He’s presenting himself as a reprieve from the turmoil, tabloid headlines and Trump-centricity that Ms. Boebert has represented to her detractors.
Mr. Hurd seems solely peripherally in his first marketing campaign advert, wherein Barbora describes her journey to American citizenship after a childhood in Communist Czechoslovakia and warns that “we are able to’t take this freedom as a right” — a Reagan-revivalist pitch that additionally nods towards his concern in regards to the danger of authoritarianism inside his personal celebration.
Requested if he had voted for Mr. Trump in previous elections, Mr. Hurd declined to reply, however then described a imaginative and prescient of the Republican Social gathering the place “we imagine in, you realize, the rule of regulation, the peaceable switch of energy in elections.”
“Once we as Republicans lose an election,” he went on, “we have to determine how we go about successful the subsequent one.”
Ms. Boebert was early and vocal in selling Mr. Trump’s false declare that the 2020 election was stolen.
For some Colorado Republicans, the first contest for her seat has turn out to be a proxy battle within the ongoing battle inside the celebration between an previous guard of politicians and donors and the right-wing grass-roots activists which have come to dominate its state and county organizations — a struggle wherein 2020 election denial is a significant dividing line.
Others are merely involved that Ms. Boebert might simply lose to Mr. Frisch, a self-described conservative Democrat. “Everyone knows what occurred final cycle,” mentioned Bobbie Daniel, a Mesa County commissioner who supported Ms. Boebert final yr and is now backing Mr. Hurd. “There wasn’t a number of room for error.”
Mr. Frisch’s near-victory got here as a shock in a race that few in both celebration anticipated to be aggressive. “We bought blown off by all people,” Mr. Frisch recalled.

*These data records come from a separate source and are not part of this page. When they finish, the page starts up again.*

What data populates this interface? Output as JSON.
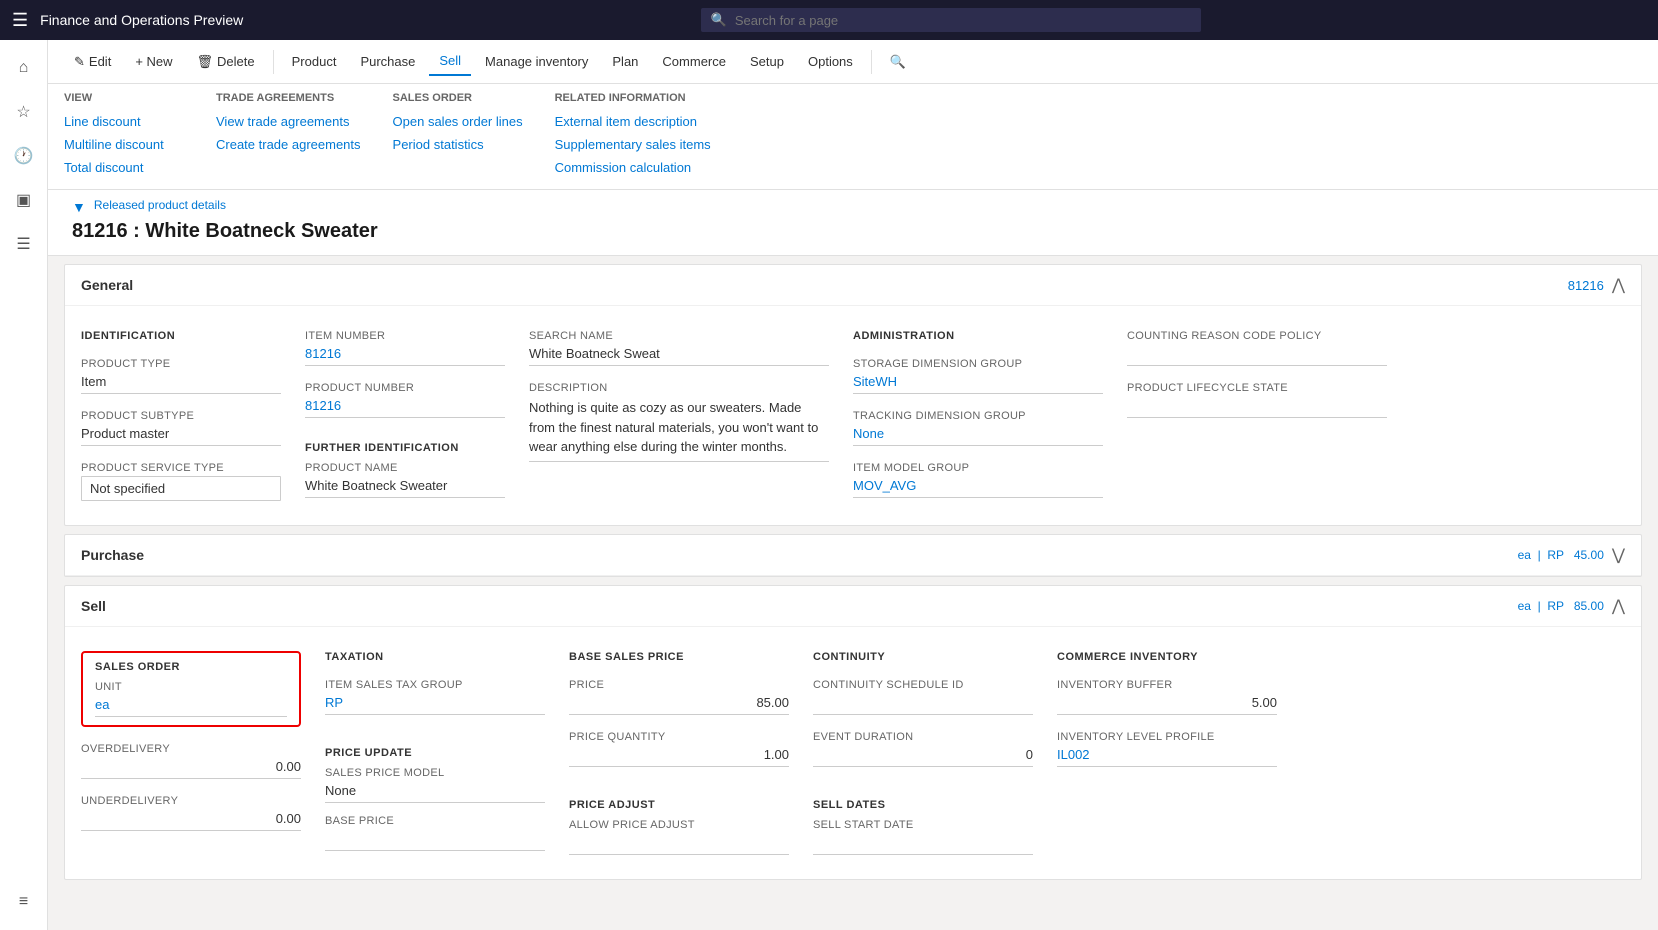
{
  "app": {
    "title": "Finance and Operations Preview",
    "search_placeholder": "Search for a page"
  },
  "sidebar": {
    "icons": [
      {
        "name": "home-icon",
        "symbol": "⌂"
      },
      {
        "name": "star-icon",
        "symbol": "☆"
      },
      {
        "name": "clock-icon",
        "symbol": "🕐"
      },
      {
        "name": "grid-icon",
        "symbol": "⊞"
      },
      {
        "name": "list-icon",
        "symbol": "☰"
      },
      {
        "name": "menu-icon",
        "symbol": "≡"
      }
    ]
  },
  "command_bar": {
    "buttons": [
      {
        "id": "edit",
        "label": "Edit",
        "icon": "✎"
      },
      {
        "id": "new",
        "label": "+ New",
        "icon": ""
      },
      {
        "id": "delete",
        "label": "Delete",
        "icon": "🗑"
      },
      {
        "id": "product",
        "label": "Product"
      },
      {
        "id": "purchase",
        "label": "Purchase"
      },
      {
        "id": "sell",
        "label": "Sell",
        "active": true
      },
      {
        "id": "manage-inventory",
        "label": "Manage inventory"
      },
      {
        "id": "plan",
        "label": "Plan"
      },
      {
        "id": "commerce",
        "label": "Commerce"
      },
      {
        "id": "setup",
        "label": "Setup"
      },
      {
        "id": "options",
        "label": "Options"
      }
    ]
  },
  "dropdown": {
    "groups": [
      {
        "title": "View",
        "links": [
          "Line discount",
          "Multiline discount",
          "Total discount"
        ]
      },
      {
        "title": "Trade agreements",
        "links": [
          "View trade agreements",
          "Create trade agreements"
        ]
      },
      {
        "title": "Sales order",
        "links": [
          "Open sales order lines",
          "Period statistics"
        ]
      },
      {
        "title": "Related information",
        "links": [
          "External item description",
          "Supplementary sales items",
          "Commission calculation"
        ]
      }
    ]
  },
  "page": {
    "breadcrumb": "Released product details",
    "title": "81216 : White Boatneck Sweater"
  },
  "sections": {
    "general": {
      "title": "General",
      "badge": "81216",
      "identification": {
        "label": "IDENTIFICATION",
        "fields": [
          {
            "label": "Product type",
            "value": "Item"
          },
          {
            "label": "Product subtype",
            "value": "Product master"
          },
          {
            "label": "Product service type",
            "value": "Not specified",
            "highlighted": true
          }
        ]
      },
      "item_number": {
        "label": "Item number",
        "value": "81216",
        "link": true
      },
      "product_number": {
        "label": "Product number",
        "value": "81216",
        "link": true
      },
      "further_identification": {
        "label": "FURTHER IDENTIFICATION",
        "product_name_label": "Product name",
        "product_name_value": "White Boatneck Sweater"
      },
      "search_name": {
        "label": "Search name",
        "value": "White Boatneck Sweat"
      },
      "description": {
        "label": "Description",
        "value": "Nothing is quite as cozy as our sweaters. Made from the finest natural materials, you won't want to wear anything else during the winter months."
      },
      "administration": {
        "label": "ADMINISTRATION",
        "fields": [
          {
            "label": "Storage dimension group",
            "value": "SiteWH",
            "link": true
          },
          {
            "label": "Tracking dimension group",
            "value": "None",
            "link": true
          },
          {
            "label": "Item model group",
            "value": "MOV_AVG",
            "link": true
          }
        ]
      },
      "counting": {
        "label": "Counting reason code policy",
        "value": "",
        "lifecycle_label": "Product lifecycle state",
        "lifecycle_value": ""
      }
    },
    "purchase": {
      "title": "Purchase",
      "right_text": "ea  |  RP  45.00",
      "collapsed": true
    },
    "sell": {
      "title": "Sell",
      "right_text": "ea  |  RP  85.00",
      "sales_order": {
        "section_label": "SALES ORDER",
        "unit_label": "Unit",
        "unit_value": "ea",
        "overdelivery_label": "Overdelivery",
        "overdelivery_value": "0.00",
        "underdelivery_label": "Underdelivery",
        "underdelivery_value": "0.00"
      },
      "taxation": {
        "section_label": "TAXATION",
        "item_sales_tax_label": "Item sales tax group",
        "item_sales_tax_value": "RP",
        "price_update_label": "PRICE UPDATE",
        "sales_price_model_label": "Sales price model",
        "sales_price_model_value": "None",
        "base_price_label": "Base price"
      },
      "base_sales_price": {
        "section_label": "BASE SALES PRICE",
        "price_label": "Price",
        "price_value": "85.00",
        "price_quantity_label": "Price quantity",
        "price_quantity_value": "1.00",
        "price_adjust_label": "PRICE ADJUST",
        "allow_price_adjust_label": "Allow price adjust"
      },
      "continuity": {
        "section_label": "CONTINUITY",
        "schedule_id_label": "Continuity schedule ID",
        "schedule_id_value": "",
        "event_duration_label": "Event duration",
        "event_duration_value": "0",
        "sell_dates_label": "SELL DATES",
        "sell_start_date_label": "Sell start date"
      },
      "commerce_inventory": {
        "section_label": "COMMERCE INVENTORY",
        "inventory_buffer_label": "Inventory buffer",
        "inventory_buffer_value": "5.00",
        "inventory_level_label": "Inventory level profile",
        "inventory_level_value": "IL002"
      }
    }
  }
}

His marketing campaign successfully ran out of cash two weeks earlier than the election, at which level his operation was “simply me doing one other couple of thousand miles within the pickup truck,” he mentioned.
He is not going to have that downside this yr. Mr. Frisch and out of doors Democratic teams have already reserved $1.2 million in promoting for the race — greater than every other 2024 Home race up to now and greater than 100 instances what Republicans have spent within the district, in line with Advert Influence, a media monitoring agency.

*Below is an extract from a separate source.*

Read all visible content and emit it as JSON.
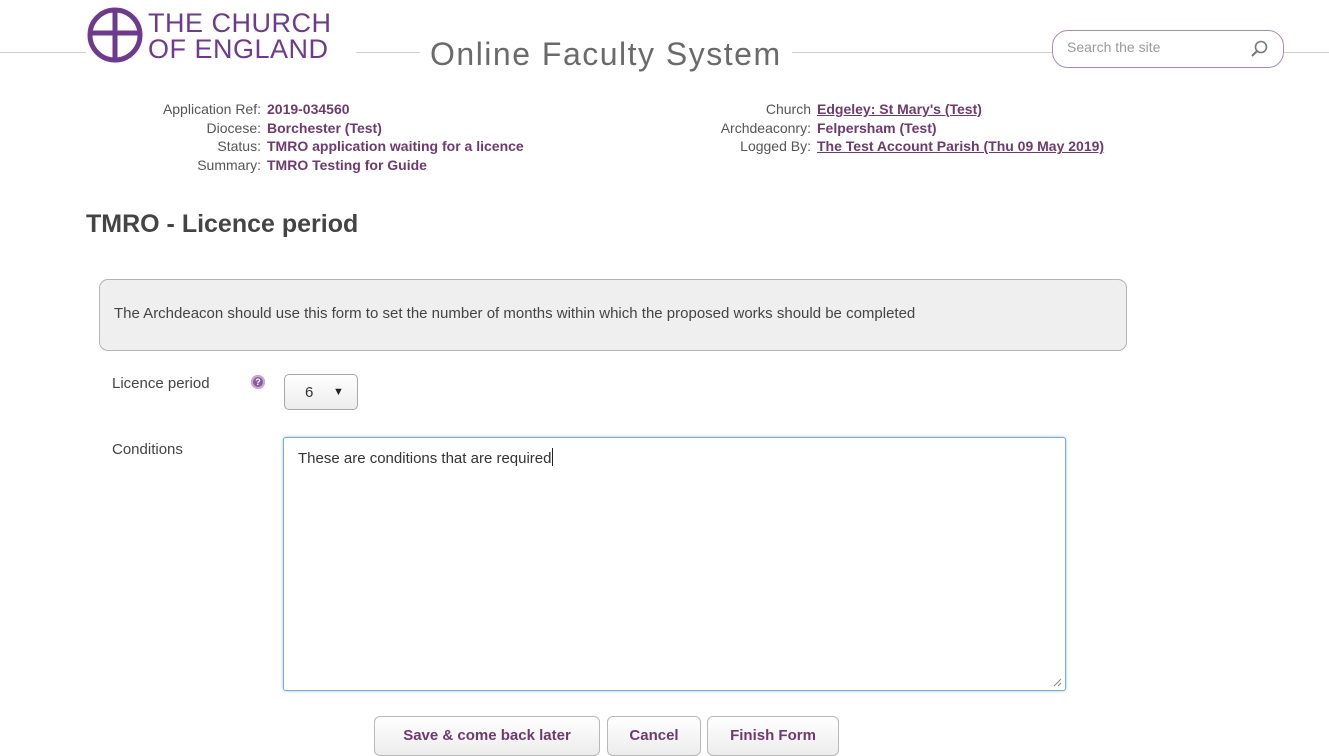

Drew Sexton, Ms. Boebert’s marketing campaign supervisor, famous that her marketing campaign final yr spent little time attempting to form voters’ impressions of Mr. Frisch, and argued that 2024 could be a unique contest.
“Loads of of us sat out the midterm election, whether or not it was apathy or a perception that there was a crimson wave they usually didn’t must take part, or simply the truth that President Trump wasn’t on the highest of the ticket,” he mentioned. “These of us are going to come back again in droves this cycle.”

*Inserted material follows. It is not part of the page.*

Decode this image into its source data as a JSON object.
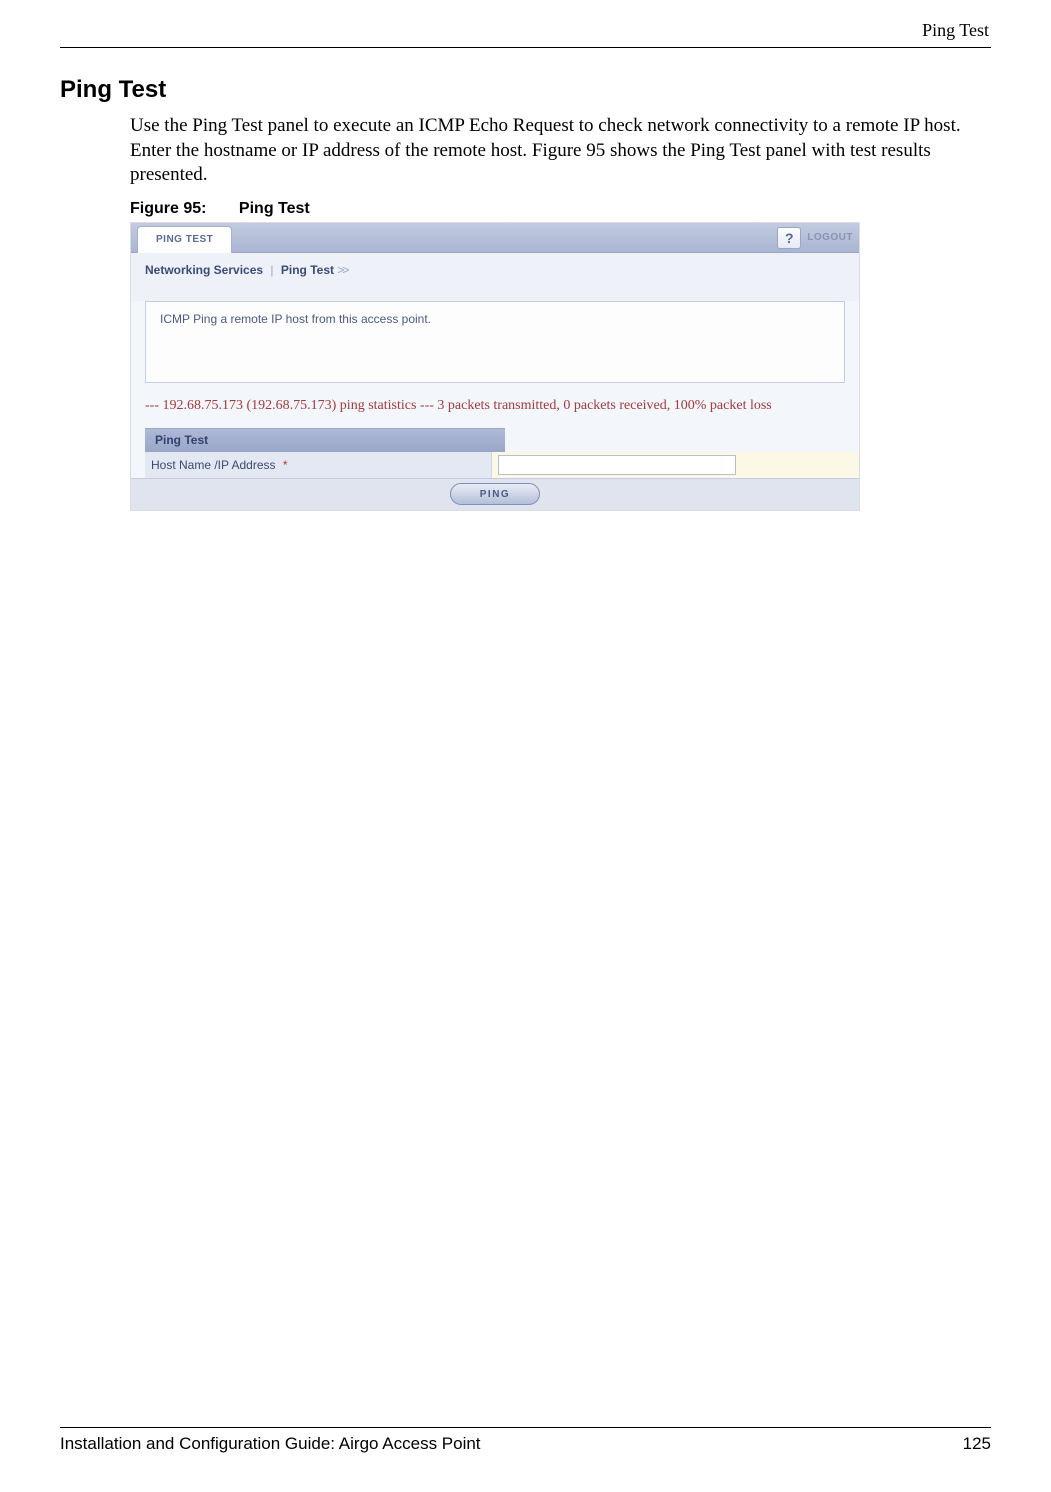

On the stump, Ms. Boebert has labored arduous to point out supporters that she shouldn’t be taking their votes as a right. In her speech on the Montezuma County dinner, she had just one applause line about investigating the Biden household and had many particulars about water coverage. There was additionally contrition.
“You deserve a heartfelt, humble apology from me,” she instructed the group.
Lots of her backers have accepted the apology, if not unconditionally. “Lauren’s made it more durable for herself,” mentioned Kathy Elmont, the secretary of the Ouray County Republican Social gathering, who has supported Ms. Boebert since her first marketing campaign. “However I have a look at it as a Christian.” She recalled the passage within the Gospel of John wherein Jesus admonishes a crowd towards stoning an adulterous girl: “He that’s with out sin amongst you, let him first forged a stone at her.”
However Mrs. Elmont identified that wasn’t the final of the story. “He ended with, ‘And sin no extra,’” she mentioned.